--- EXERCISE GOAL ---
The records below are to be repeated exactly, minus any pictures.

--- INPUT DATA ---
+ + + +

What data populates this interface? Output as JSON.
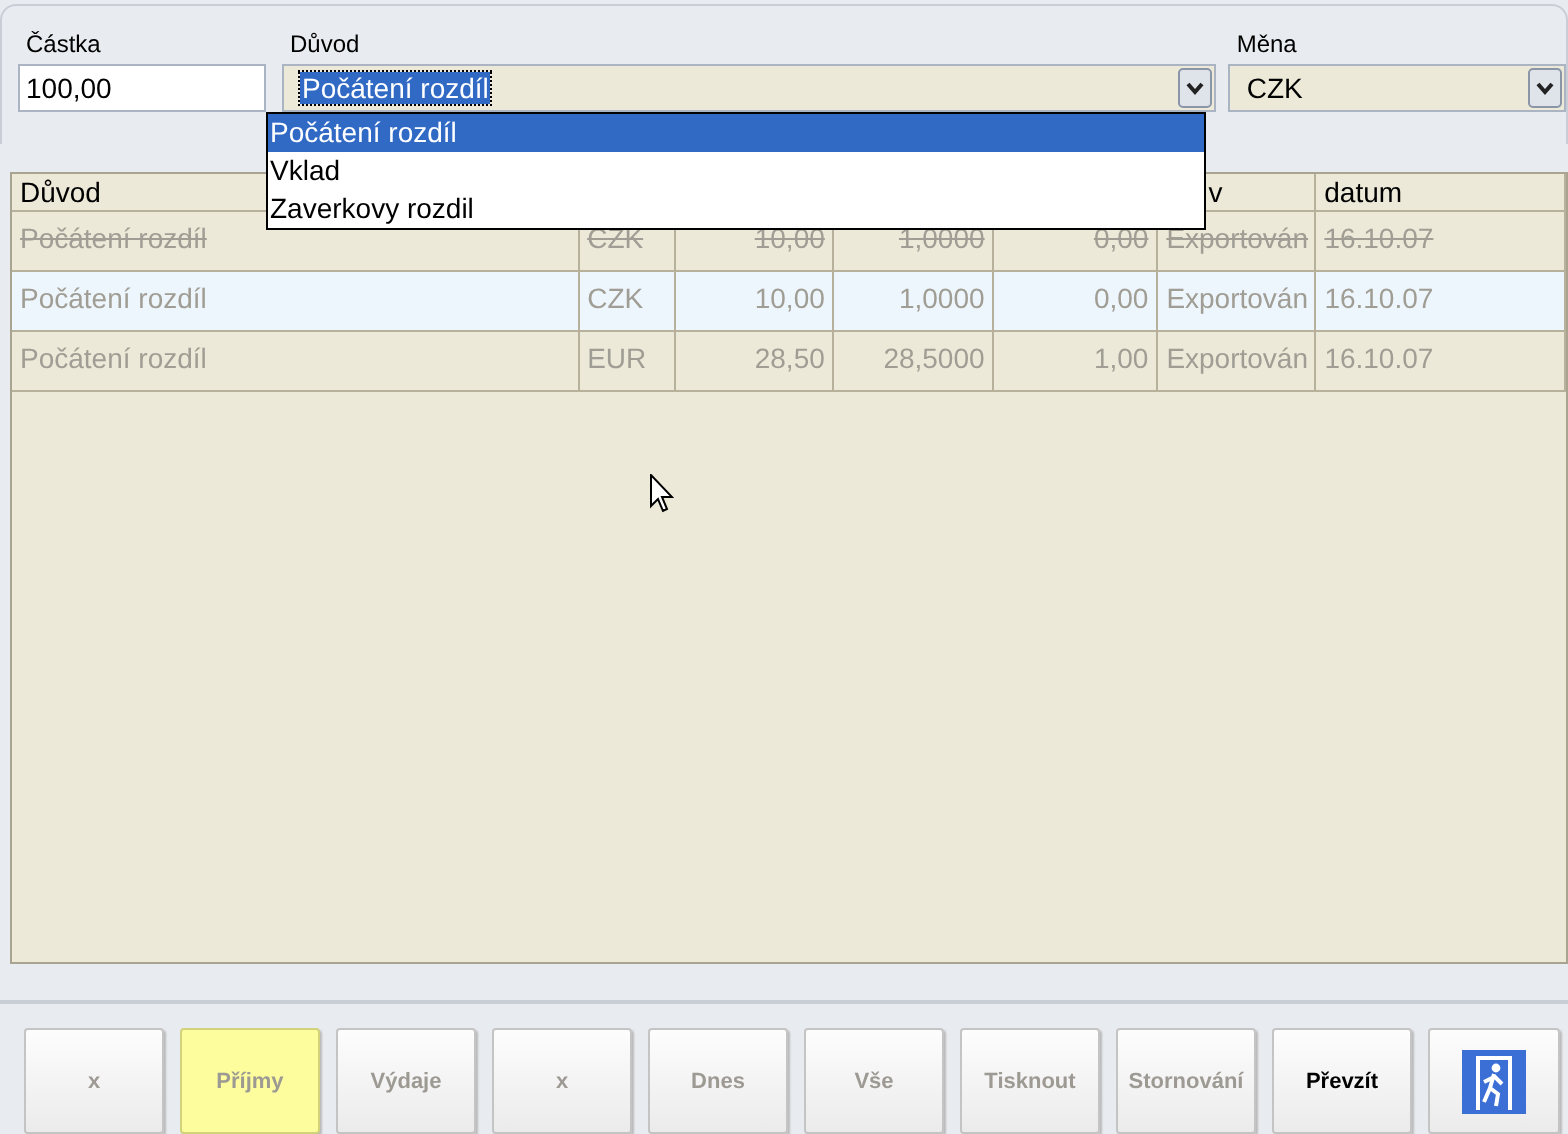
{
  "form": {
    "amount": {
      "label": "Částka",
      "value": "100,00"
    },
    "reason": {
      "label": "Důvod",
      "value": "Počátení rozdíl",
      "expanded": true,
      "options": [
        {
          "label": "Počátení rozdíl",
          "selected": true
        },
        {
          "label": "Vklad",
          "selected": false
        },
        {
          "label": "Zaverkovy rozdil",
          "selected": false
        }
      ]
    },
    "currency": {
      "label": "Měna",
      "value": "CZK"
    }
  },
  "table": {
    "columns": [
      "Důvod",
      null,
      null,
      null,
      null,
      "v",
      "datum"
    ],
    "rows": [
      {
        "cells": [
          "Počátení rozdíl",
          "CZK",
          "10,00",
          "1,0000",
          "0,00",
          "Exportován",
          "16.10.07"
        ],
        "cancelled": true,
        "selected": false
      },
      {
        "cells": [
          "Počátení rozdíl",
          "CZK",
          "10,00",
          "1,0000",
          "0,00",
          "Exportován",
          "16.10.07"
        ],
        "cancelled": false,
        "selected": true
      },
      {
        "cells": [
          "Počátení rozdíl",
          "EUR",
          "28,50",
          "28,5000",
          "1,00",
          "Exportován",
          "16.10.07"
        ],
        "cancelled": false,
        "selected": false
      }
    ]
  },
  "toolbar": [
    {
      "kind": "text",
      "label": "x",
      "selected": false,
      "disabled": true
    },
    {
      "kind": "text",
      "label": "Příjmy",
      "selected": true,
      "disabled": true
    },
    {
      "kind": "text",
      "label": "Výdaje",
      "selected": false,
      "disabled": true
    },
    {
      "kind": "text",
      "label": "x",
      "selected": false,
      "disabled": true
    },
    {
      "kind": "text",
      "label": "Dnes",
      "selected": false,
      "disabled": true
    },
    {
      "kind": "text",
      "label": "Vše",
      "selected": false,
      "disabled": true
    },
    {
      "kind": "text",
      "label": "Tisknout",
      "selected": false,
      "disabled": true
    },
    {
      "kind": "text",
      "label": "Stornování",
      "selected": false,
      "disabled": true
    },
    {
      "kind": "text",
      "label": "Převzít",
      "selected": false,
      "disabled": false
    },
    {
      "kind": "exit",
      "selected": false,
      "disabled": false
    }
  ]
}
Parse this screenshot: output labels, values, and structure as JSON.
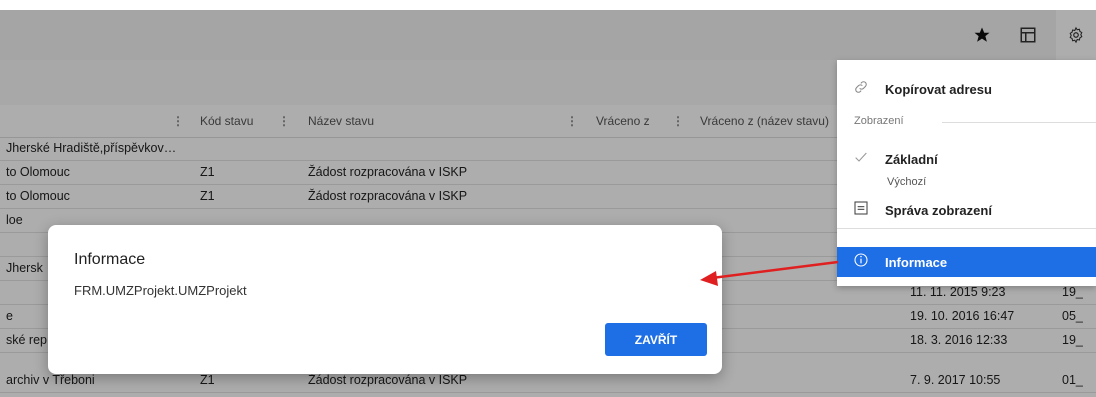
{
  "toolbar": {
    "star_icon": "star-icon",
    "layout_icon": "layout-icon",
    "gear_icon": "gear-icon"
  },
  "table": {
    "headers": {
      "kod_stavu": "Kód stavu",
      "nazev_stavu": "Název stavu",
      "vraceno_z": "Vráceno z",
      "vraceno_z_nazev": "Vráceno z (název stavu)"
    },
    "rows": [
      {
        "col1": "Jherské Hradiště,příspěvkov…",
        "kod": "",
        "nazev": "",
        "datum": "",
        "last": ""
      },
      {
        "col1": "to Olomouc",
        "kod": "Z1",
        "nazev": "Žádost rozpracována v ISKP",
        "datum": "",
        "last": ""
      },
      {
        "col1": "to Olomouc",
        "kod": "Z1",
        "nazev": "Žádost rozpracována v ISKP",
        "datum": "",
        "last": ""
      },
      {
        "col1": "loe",
        "kod": "",
        "nazev": "",
        "datum": "",
        "last": ""
      },
      {
        "col1": "",
        "kod": "",
        "nazev": "",
        "datum": "",
        "last": ""
      },
      {
        "col1": "Jhersk",
        "kod": "",
        "nazev": "",
        "datum": "",
        "last": ""
      },
      {
        "col1": "",
        "kod": "",
        "nazev": "",
        "datum": "11. 11. 2015 9:23",
        "last": "19_"
      },
      {
        "col1": "e",
        "kod": "",
        "nazev": "",
        "datum": "19. 10. 2016 16:47",
        "last": "05_"
      },
      {
        "col1": "ské rep",
        "kod": "",
        "nazev": "",
        "datum": "18. 3. 2016 12:33",
        "last": "19_"
      },
      {
        "col1": "archiv v Třeboni",
        "kod": "Z1",
        "nazev": "Žádost rozpracována v ISKP",
        "datum": "7. 9. 2017 10:55",
        "last": "01_"
      }
    ]
  },
  "menu": {
    "copy_address": "Kopírovat adresu",
    "section_label": "Zobrazení",
    "zakladni": "Základní",
    "vychozi": "Výchozí",
    "sprava": "Správa zobrazení",
    "informace": "Informace"
  },
  "modal": {
    "title": "Informace",
    "text": "FRM.UMZProjekt.UMZProjekt",
    "close_label": "ZAVŘÍT"
  },
  "colors": {
    "accent": "#1e6ee6",
    "arrow": "#e02020"
  }
}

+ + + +

--- ANSWER ---
What data populates this interface? Output as JSON.
{
  "form": {
    "amount": {
      "label": "Částka",
      "value": "100,00"
    },
    "reason": {
      "label": "Důvod",
      "value": "Počátení rozdíl",
      "expanded": true,
      "options": [
        {
          "label": "Počátení rozdíl",
          "selected": true
        },
        {
          "label": "Vklad",
          "selected": false
        },
        {
          "label": "Zaverkovy rozdil",
          "selected": false
        }
      ]
    },
    "currency": {
      "label": "Měna",
      "value": "CZK"
    }
  },
  "table": {
    "columns": [
      "Důvod",
      null,
      null,
      null,
      null,
      "v",
      "datum"
    ],
    "rows": [
      {
        "cells": [
          "Počátení rozdíl",
          "CZK",
          "10,00",
          "1,0000",
          "0,00",
          "Exportován",
          "16.10.07"
        ],
        "cancelled": true,
        "selected": false
      },
      {
        "cells": [
          "Počátení rozdíl",
          "CZK",
          "10,00",
          "1,0000",
          "0,00",
          "Exportován",
          "16.10.07"
        ],
        "cancelled": false,
        "selected": true
      },
      {
        "cells": [
          "Počátení rozdíl",
          "EUR",
          "28,50",
          "28,5000",
          "1,00",
          "Exportován",
          "16.10.07"
        ],
        "cancelled": false,
        "selected": false
      }
    ]
  },
  "toolbar": [
    {
      "kind": "text",
      "label": "x",
      "selected": false,
      "disabled": true
    },
    {
      "kind": "text",
      "label": "Příjmy",
      "selected": true,
      "disabled": true
    },
    {
      "kind": "text",
      "label": "Výdaje",
      "selected": false,
      "disabled": true
    },
    {
      "kind": "text",
      "label": "x",
      "selected": false,
      "disabled": true
    },
    {
      "kind": "text",
      "label": "Dnes",
      "selected": false,
      "disabled": true
    },
    {
      "kind": "text",
      "label": "Vše",
      "selected": false,
      "disabled": true
    },
    {
      "kind": "text",
      "label": "Tisknout",
      "selected": false,
      "disabled": true
    },
    {
      "kind": "text",
      "label": "Stornování",
      "selected": false,
      "disabled": true
    },
    {
      "kind": "text",
      "label": "Převzít",
      "selected": false,
      "disabled": false
    },
    {
      "kind": "exit",
      "selected": false,
      "disabled": false
    }
  ]
}
Parse this screenshot: output labels, values, and structure as JSON.
{
  "toolbar": {
    "star_icon": "star-icon",
    "layout_icon": "layout-icon",
    "gear_icon": "gear-icon"
  },
  "table": {
    "headers": {
      "kod_stavu": "Kód stavu",
      "nazev_stavu": "Název stavu",
      "vraceno_z": "Vráceno z",
      "vraceno_z_nazev": "Vráceno z (název stavu)"
    },
    "rows": [
      {
        "col1": "Jherské Hradiště,příspěvkov…",
        "kod": "",
        "nazev": "",
        "datum": "",
        "last": ""
      },
      {
        "col1": "to Olomouc",
        "kod": "Z1",
        "nazev": "Žádost rozpracována v ISKP",
        "datum": "",
        "last": ""
      },
      {
        "col1": "to Olomouc",
        "kod": "Z1",
        "nazev": "Žádost rozpracována v ISKP",
        "datum": "",
        "last": ""
      },
      {
        "col1": "loe",
        "kod": "",
        "nazev": "",
        "datum": "",
        "last": ""
      },
      {
        "col1": "",
        "kod": "",
        "nazev": "",
        "datum": "",
        "last": ""
      },
      {
        "col1": "Jhersk",
        "kod": "",
        "nazev": "",
        "datum": "",
        "last": ""
      },
      {
        "col1": "",
        "kod": "",
        "nazev": "",
        "datum": "11. 11. 2015 9:23",
        "last": "19_"
      },
      {
        "col1": "e",
        "kod": "",
        "nazev": "",
        "datum": "19. 10. 2016 16:47",
        "last": "05_"
      },
      {
        "col1": "ské rep",
        "kod": "",
        "nazev": "",
        "datum": "18. 3. 2016 12:33",
        "last": "19_"
      },
      {
        "col1": "archiv v Třeboni",
        "kod": "Z1",
        "nazev": "Žádost rozpracována v ISKP",
        "datum": "7. 9. 2017 10:55",
        "last": "01_"
      }
    ]
  },
  "menu": {
    "copy_address": "Kopírovat adresu",
    "section_label": "Zobrazení",
    "zakladni": "Základní",
    "vychozi": "Výchozí",
    "sprava": "Správa zobrazení",
    "informace": "Informace"
  },
  "modal": {
    "title": "Informace",
    "text": "FRM.UMZProjekt.UMZProjekt",
    "close_label": "ZAVŘÍT"
  },
  "colors": {
    "accent": "#1e6ee6",
    "arrow": "#e02020"
  }
}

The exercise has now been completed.